▶ [Directions]: In the records below, how many lines hold the string "yang"? Give only the number.

(Entries from a dataset of interfaces)
****************************************
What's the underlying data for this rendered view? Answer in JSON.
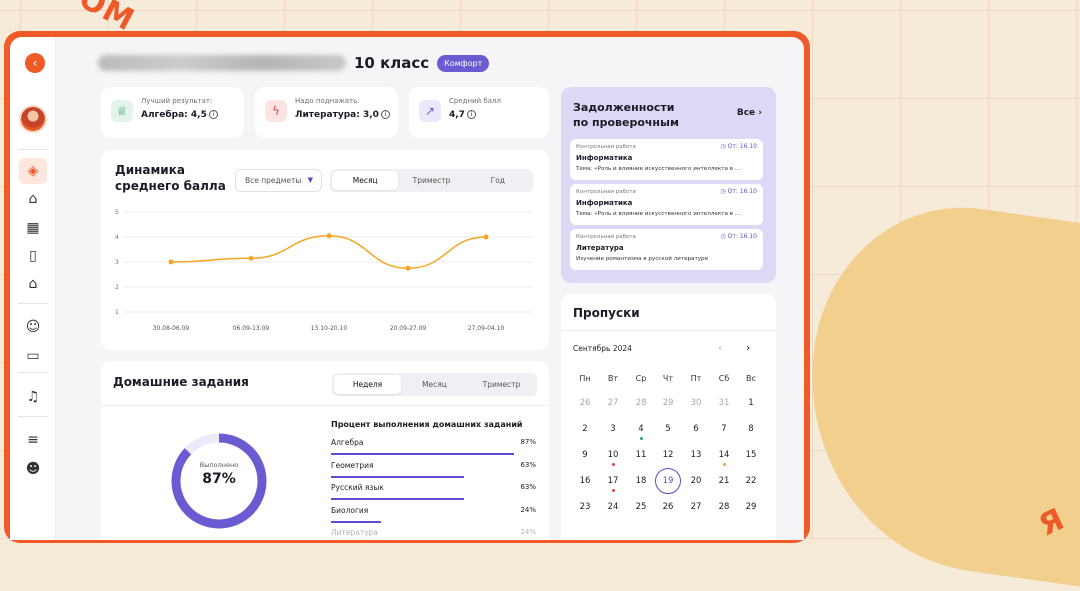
{
  "background_word": "ОМ",
  "background_word_right": "Я",
  "header": {
    "class_title": "10 класс",
    "badge": "Комфорт"
  },
  "stats": [
    {
      "label": "Лучший результат:",
      "value": "Алгебра: 4,5",
      "icon": "trophy-icon",
      "color": "#2aa36b"
    },
    {
      "label": "Надо поднажать:",
      "value": "Литература: 3,0",
      "icon": "bolt-icon",
      "color": "#e5484d"
    },
    {
      "label": "Средний балл",
      "value": "4,7",
      "icon": "trend-up-icon",
      "color": "#6b5bd2"
    }
  ],
  "dynamics": {
    "title_line1": "Динамика",
    "title_line2": "среднего балла",
    "select": "Все предметы",
    "tabs": [
      "Месяц",
      "Триместр",
      "Год"
    ],
    "active_tab": "Месяц"
  },
  "chart_data": {
    "type": "line",
    "categories": [
      "30.08-06.09",
      "06.09-13.09",
      "13.10-20.10",
      "20.09-27.09",
      "27.09-04.10"
    ],
    "values": [
      3.0,
      3.15,
      4.05,
      2.75,
      4.0
    ],
    "ylim": [
      1,
      5
    ],
    "yticks": [
      "5",
      "4",
      "3",
      "2",
      "1"
    ],
    "color": "#f5a623",
    "grid": true
  },
  "debts": {
    "title_line1": "Задолженности",
    "title_line2": "по проверочным",
    "all_label": "Все",
    "items": [
      {
        "type": "Контрольная работа",
        "date": "От: 16.10",
        "subject": "Информатика",
        "topic": "Тема: «Роль и влияние искусственного интеллекта в ..."
      },
      {
        "type": "Контрольная работа",
        "date": "От: 16.10",
        "subject": "Информатика",
        "topic": "Тема: «Роль и влияние искусственного интеллекта в ..."
      },
      {
        "type": "Контрольная работа",
        "date": "От: 16.10",
        "subject": "Литература",
        "topic": "Изучение романтизма в русской литературе"
      }
    ]
  },
  "homework": {
    "title": "Домашние задания",
    "tabs": [
      "Неделя",
      "Месяц",
      "Триместр"
    ],
    "active_tab": "Неделя",
    "donut_label": "Выполнено",
    "donut_value": "87%",
    "donut_fraction": 0.87,
    "percent_title": "Процент выполнения домашних заданий",
    "subjects": [
      {
        "name": "Алгебра",
        "value": "87%",
        "fraction": 0.87
      },
      {
        "name": "Геометрия",
        "value": "63%",
        "fraction": 0.63
      },
      {
        "name": "Русский язык",
        "value": "63%",
        "fraction": 0.63
      },
      {
        "name": "Биология",
        "value": "24%",
        "fraction": 0.24
      },
      {
        "name": "Литература",
        "value": "24%",
        "fraction": 0.24
      }
    ]
  },
  "absences": {
    "title": "Пропуски",
    "month": "Сентябрь 2024",
    "weekdays": [
      "Пн",
      "Вт",
      "Ср",
      "Чт",
      "Пт",
      "Сб",
      "Вс"
    ],
    "weeks": [
      [
        "26",
        "27",
        "28",
        "29",
        "30",
        "31",
        "1"
      ],
      [
        "2",
        "3",
        "4",
        "5",
        "6",
        "7",
        "8"
      ],
      [
        "9",
        "10",
        "11",
        "12",
        "13",
        "14",
        "15"
      ],
      [
        "16",
        "17",
        "18",
        "19",
        "20",
        "21",
        "22"
      ],
      [
        "23",
        "24",
        "25",
        "26",
        "27",
        "28",
        "29"
      ]
    ],
    "today": "19"
  }
}
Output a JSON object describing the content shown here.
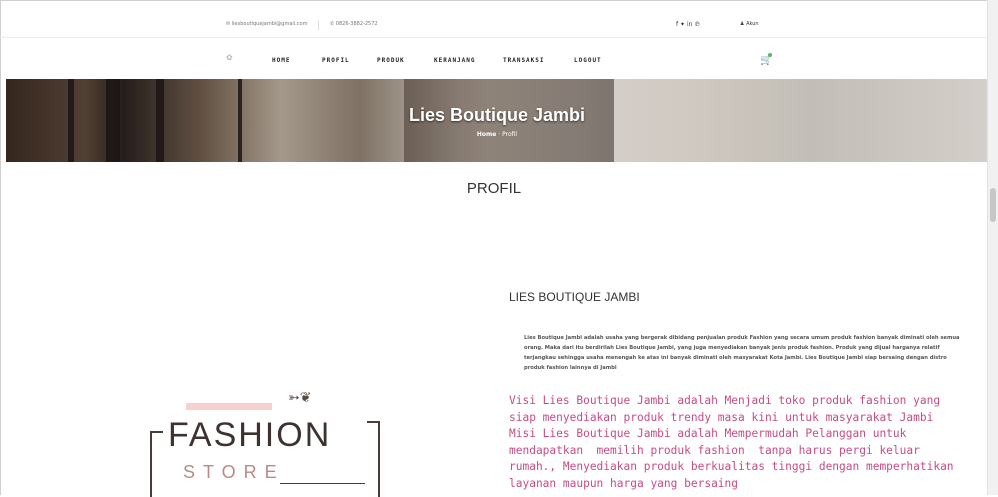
{
  "topbar": {
    "email": "✉ liesboutiquejambi@gmail.com",
    "phone": "✆ 0826-3882-2572",
    "social": "f  ✦  in  ℗",
    "account": "♟ Akun"
  },
  "nav": {
    "links": [
      "HOME",
      "PROFIL",
      "PRODUK",
      "KERANJANG",
      "TRANSAKSI",
      "LOGOUT"
    ]
  },
  "hero": {
    "title": "Lies Boutique Jambi",
    "crumb_home": "Home",
    "crumb_current": "Profil"
  },
  "page": {
    "title": "PROFIL",
    "section_heading": "LIES BOUTIQUE JAMBI",
    "about": "Lies Boutique Jambi adalah usaha yang bergerak dibidang penjualan produk Fashion  yang secara umum produk fashion banyak diminati oleh semua orang. Maka dari itu berdirilah Lies Boutique Jambi, yang juga menyediakan banyak jenis produk fashion. Produk yang dijual harganya relatif terjangkau sehingga usaha menengah ke atas ini banyak diminati oleh masyarakat Kota Jambi. Lies Boutique Jambi siap bersaing dengan distro produk fashion lainnya di Jambi",
    "visi_misi": "Visi Lies Boutique Jambi adalah Menjadi toko produk fashion yang\nsiap menyediakan produk trendy masa kini untuk masyarakat Jambi\nMisi Lies Boutique Jambi adalah Mempermudah Pelanggan untuk\nmendapatkan  memilih produk fashion  tanpa harus pergi keluar\nrumah., Menyediakan produk berkualitas tinggi dengan memperhatikan\nlayanan maupun harga yang bersaing"
  },
  "logo": {
    "word": "FASHION",
    "sub": "STORE"
  },
  "colors": {
    "accent_pink": "#c84b86",
    "logo_pink": "#f6d2cf",
    "cart_badge": "#5cb85c"
  }
}
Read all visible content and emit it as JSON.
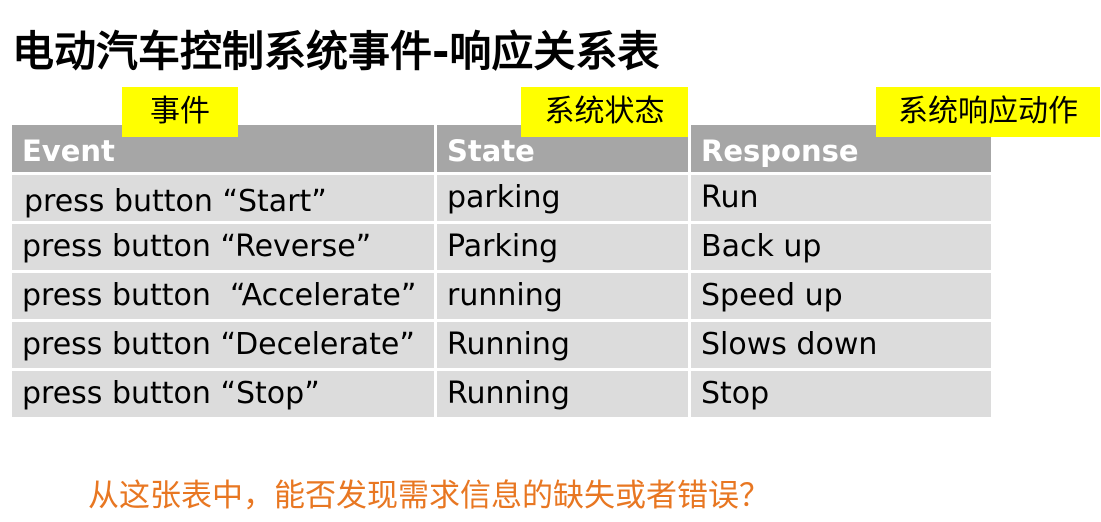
{
  "title": "电动汽车控制系统事件-响应关系表",
  "tags": {
    "event": "事件",
    "state": "系统状态",
    "response": "系统响应动作"
  },
  "table": {
    "headers": [
      "Event",
      "State",
      "Response"
    ],
    "rows": [
      [
        "press button “Start”",
        "parking",
        "Run"
      ],
      [
        "press button “Reverse”",
        "Parking",
        "Back up"
      ],
      [
        "press button  “Accelerate”",
        "running",
        "Speed up"
      ],
      [
        "press button “Decelerate”",
        "Running",
        "Slows down"
      ],
      [
        "press button “Stop”",
        "Running",
        "Stop"
      ]
    ]
  },
  "question": "从这张表中，能否发现需求信息的缺失或者错误？",
  "colors": {
    "header_bg": "#a6a6a6",
    "row_bg": "#dcdcdc",
    "tag_bg": "#ffff00",
    "question_text": "#e87722"
  }
}
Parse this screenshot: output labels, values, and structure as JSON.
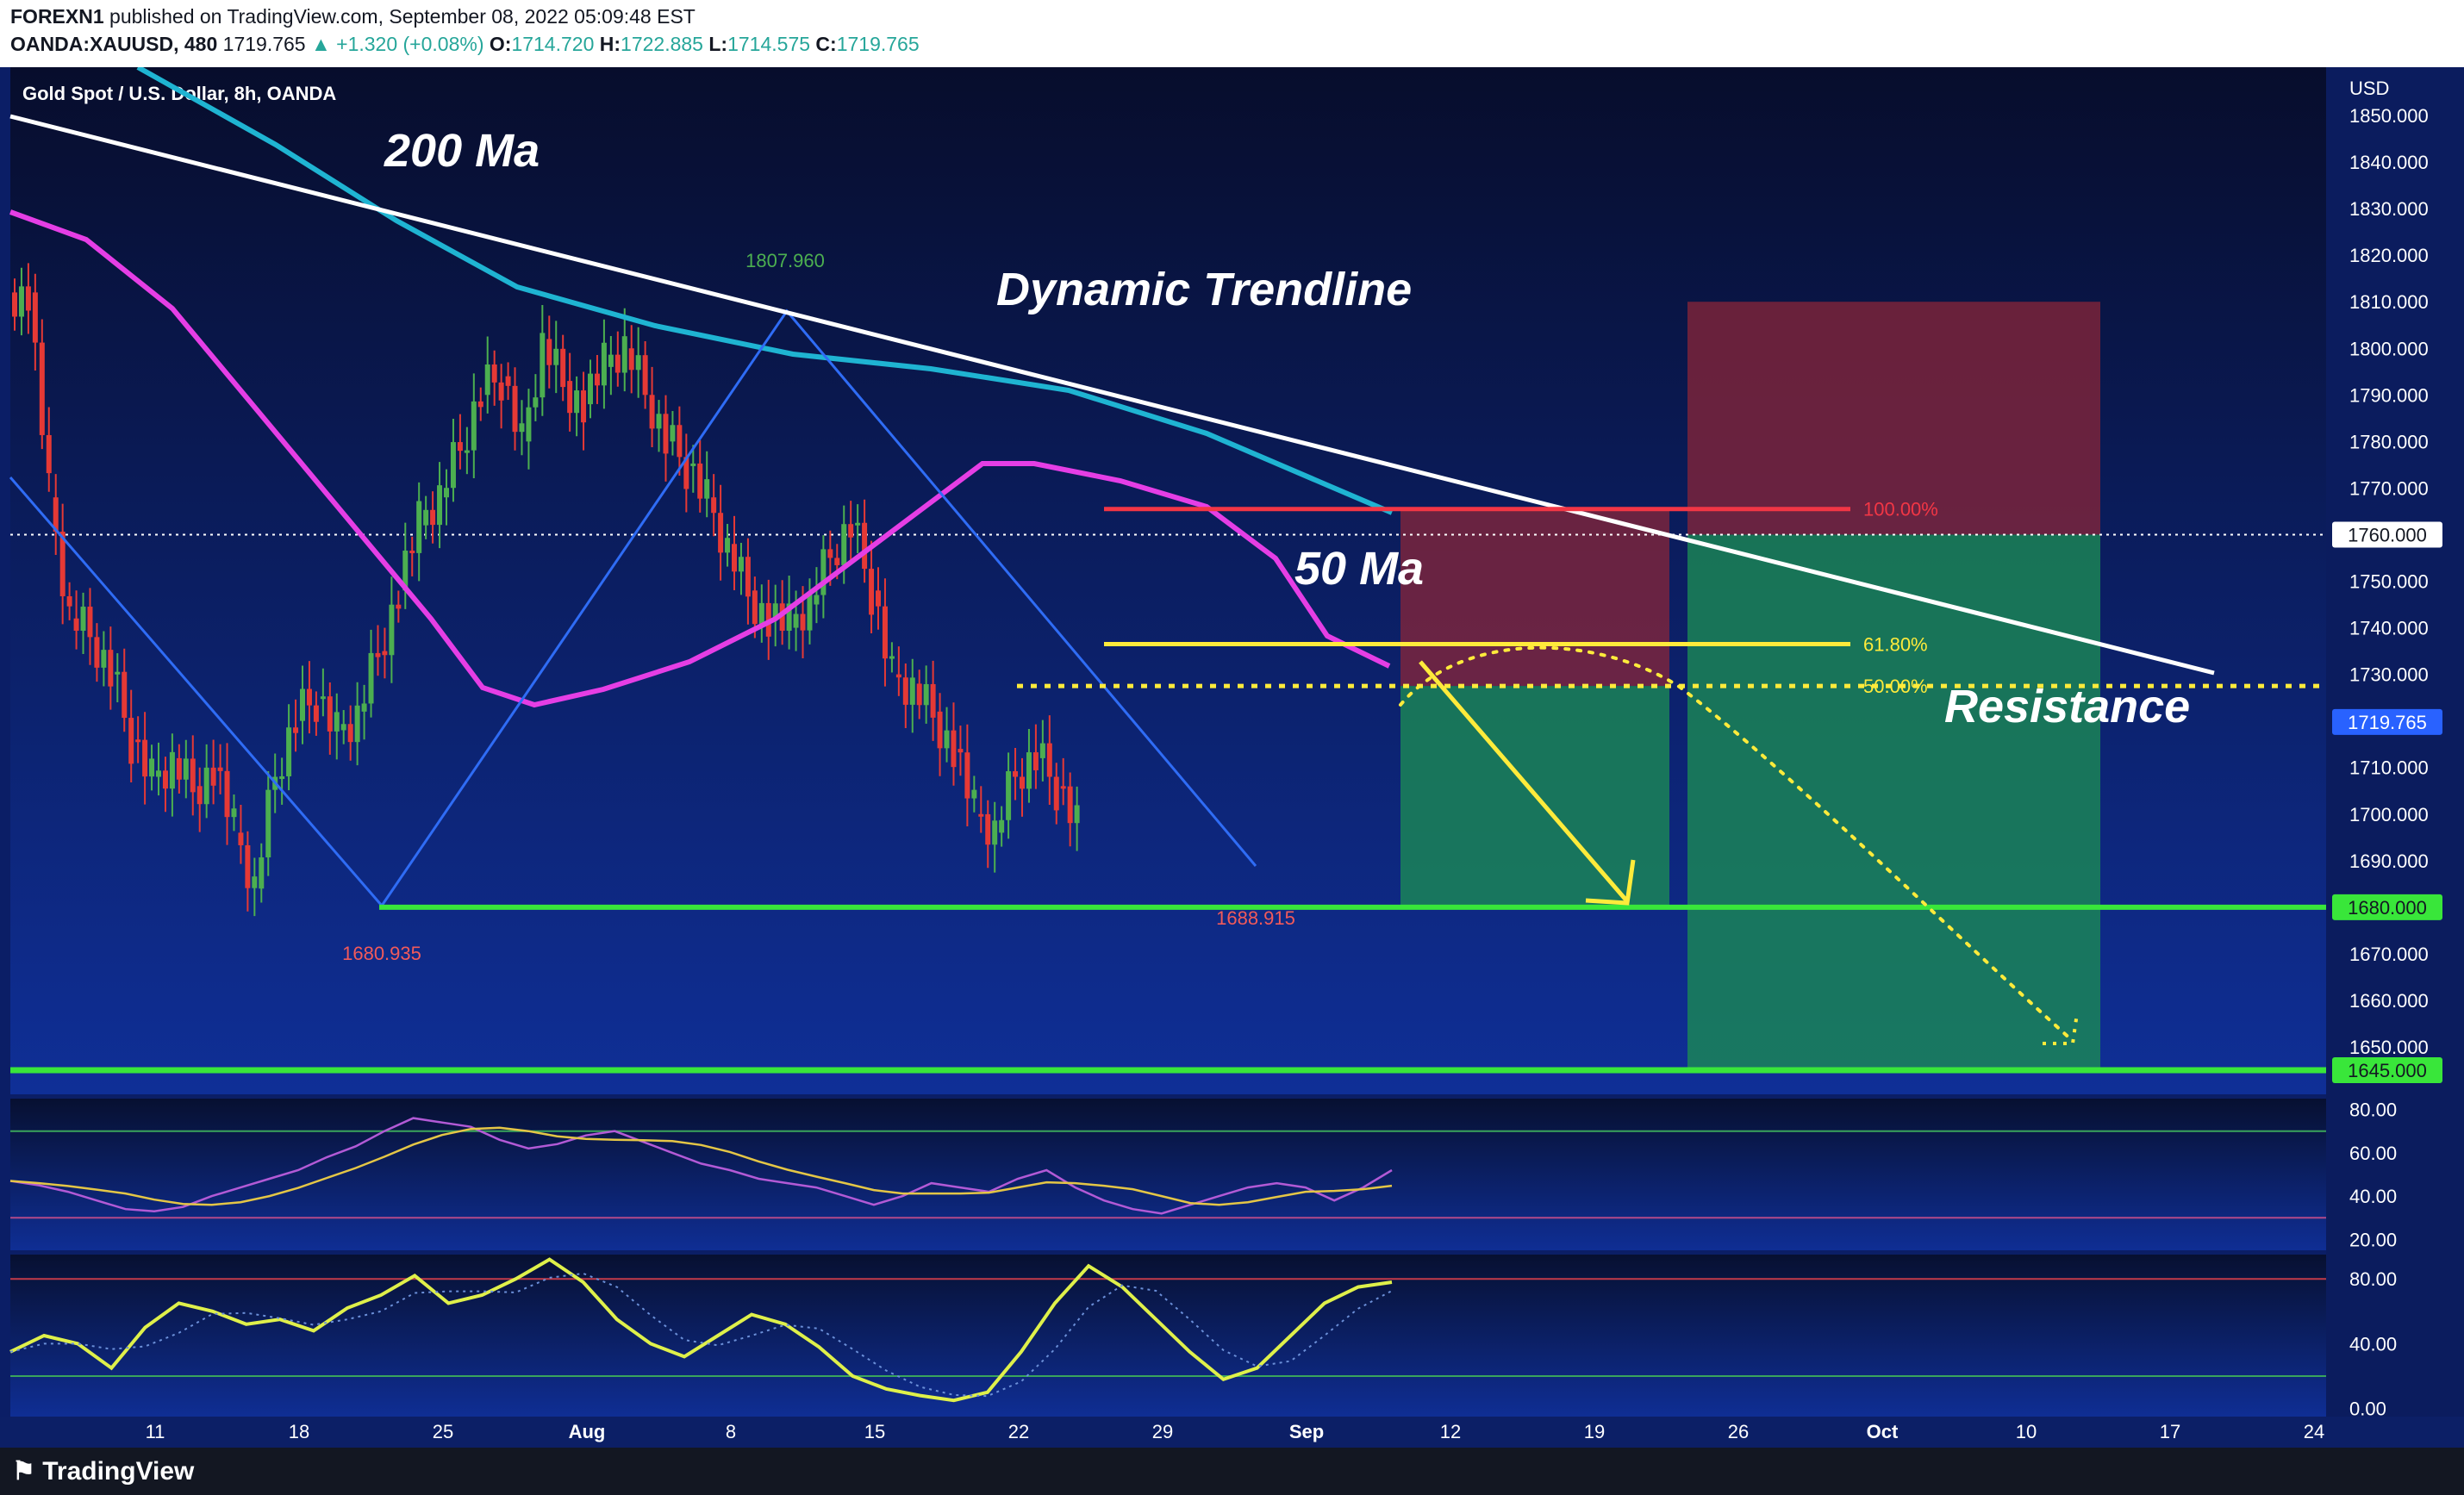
{
  "header": {
    "author": "FOREXN1",
    "published_text": "published on TradingView.com, September 08, 2022 05:09:48 EST",
    "symbol": "OANDA:XAUUSD, 480",
    "last": "1719.765",
    "change": "+1.320 (+0.08%)",
    "o_label": "O:",
    "o_value": "1714.720",
    "h_label": "H:",
    "h_value": "1722.885",
    "l_label": "L:",
    "l_value": "1714.575",
    "c_label": "C:",
    "c_value": "1719.765"
  },
  "footer": {
    "brand": "TradingView"
  },
  "colors": {
    "background_top": "#070d2c",
    "background_bottom": "#0f2f97",
    "up_candle": "#4caf50",
    "down_candle": "#e53935",
    "ma200": "#1fb4d2",
    "ma50": "#e53ee5",
    "trendline": "#ffffff",
    "fib": "#ffeb3b",
    "fib_100": "#f23645",
    "support": "#39e63a",
    "stop_zone": "#8a2538",
    "target_zone": "#1b8a55",
    "rsi": "#b25ad6",
    "rsi_ma": "#e4c646",
    "stoch": "#dff04a"
  },
  "chart_data": {
    "type": "candlestick",
    "title": "Gold Spot / U.S. Dollar, 8h, OANDA",
    "currency": "USD",
    "ylim": [
      1645,
      1855
    ],
    "y_ticks": [
      "1650.000",
      "1660.000",
      "1670.000",
      "1680.000",
      "1690.000",
      "1700.000",
      "1710.000",
      "1720.000",
      "1730.000",
      "1740.000",
      "1750.000",
      "1760.000",
      "1770.000",
      "1780.000",
      "1790.000",
      "1800.000",
      "1810.000",
      "1820.000",
      "1830.000",
      "1840.000",
      "1850.000"
    ],
    "x_ticks": [
      "11",
      "18",
      "25",
      "Aug",
      "8",
      "15",
      "22",
      "29",
      "Sep",
      "12",
      "19",
      "26",
      "Oct",
      "10",
      "17",
      "24"
    ],
    "close_series_days": [
      0,
      1,
      2,
      3,
      4,
      5,
      6,
      7,
      8,
      9,
      10,
      11,
      12,
      13,
      14,
      15,
      16,
      17,
      18,
      19,
      20,
      21,
      22,
      23,
      24,
      25,
      26,
      27,
      28,
      29,
      30,
      31,
      32,
      33,
      34,
      35,
      36,
      37,
      38,
      39,
      40,
      41,
      42,
      43,
      44,
      45,
      46,
      47,
      48,
      49,
      50,
      51,
      52,
      53,
      54,
      55,
      56,
      57,
      58,
      59,
      60,
      61,
      62,
      63,
      64,
      65,
      66
    ],
    "close_series": [
      1812,
      1768,
      1742,
      1738,
      1730,
      1716,
      1708,
      1712,
      1706,
      1710,
      1696,
      1684,
      1708,
      1720,
      1725,
      1718,
      1722,
      1735,
      1748,
      1762,
      1768,
      1778,
      1790,
      1794,
      1780,
      1802,
      1793,
      1788,
      1796,
      1800,
      1790,
      1780,
      1775,
      1768,
      1758,
      1748,
      1742,
      1740,
      1745,
      1755,
      1762,
      1748,
      1730,
      1728,
      1722,
      1714,
      1700,
      1696,
      1708,
      1712,
      1706,
      1698,
      1719,
      1719,
      1719,
      1719,
      1719,
      1719,
      1719,
      1719,
      1719,
      1719,
      1719,
      1719,
      1719,
      1719,
      1719
    ],
    "last_price": "1719.765",
    "price_labels": [
      "1760.000",
      "1719.765",
      "1680.000",
      "1645.000"
    ],
    "swing_labels": [
      {
        "text": "1807.960",
        "price": 1807.96,
        "day": 22
      },
      {
        "text": "1680.935",
        "price": 1680.935,
        "day": 11
      },
      {
        "text": "1688.915",
        "price": 1688.915,
        "day": 42
      }
    ],
    "fib_levels": [
      {
        "label": "100.00%",
        "price": 1765.5
      },
      {
        "label": "61.80%",
        "price": 1736.5
      },
      {
        "label": "50.00%",
        "price": 1727.5
      }
    ],
    "annotations": {
      "ma200": "200 Ma",
      "ma50": "50 Ma",
      "trendline": "Dynamic Trendline",
      "resistance": "Resistance"
    },
    "rsi": {
      "ticks": [
        "80.00",
        "60.00",
        "40.00",
        "20.00"
      ],
      "ylim": [
        15,
        85
      ],
      "bands": [
        70,
        30
      ],
      "values": [
        47,
        45,
        42,
        38,
        34,
        33,
        35,
        40,
        44,
        48,
        52,
        58,
        63,
        70,
        76,
        74,
        72,
        66,
        62,
        64,
        68,
        70,
        65,
        60,
        55,
        52,
        48,
        46,
        44,
        40,
        36,
        40,
        46,
        44,
        42,
        48,
        52,
        44,
        38,
        34,
        32,
        36,
        40,
        44,
        46,
        44,
        38,
        44,
        52
      ]
    },
    "stoch": {
      "ticks": [
        "80.00",
        "40.00",
        "0.00"
      ],
      "ylim": [
        -5,
        95
      ],
      "bands": [
        80,
        20
      ],
      "values": [
        35,
        45,
        40,
        25,
        50,
        65,
        60,
        52,
        55,
        48,
        62,
        70,
        82,
        65,
        70,
        80,
        92,
        78,
        55,
        40,
        32,
        45,
        58,
        52,
        38,
        20,
        12,
        8,
        5,
        10,
        35,
        65,
        88,
        75,
        55,
        35,
        18,
        25,
        45,
        65,
        75,
        78
      ]
    },
    "grid": false
  }
}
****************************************
▶ [Result of the task]: 2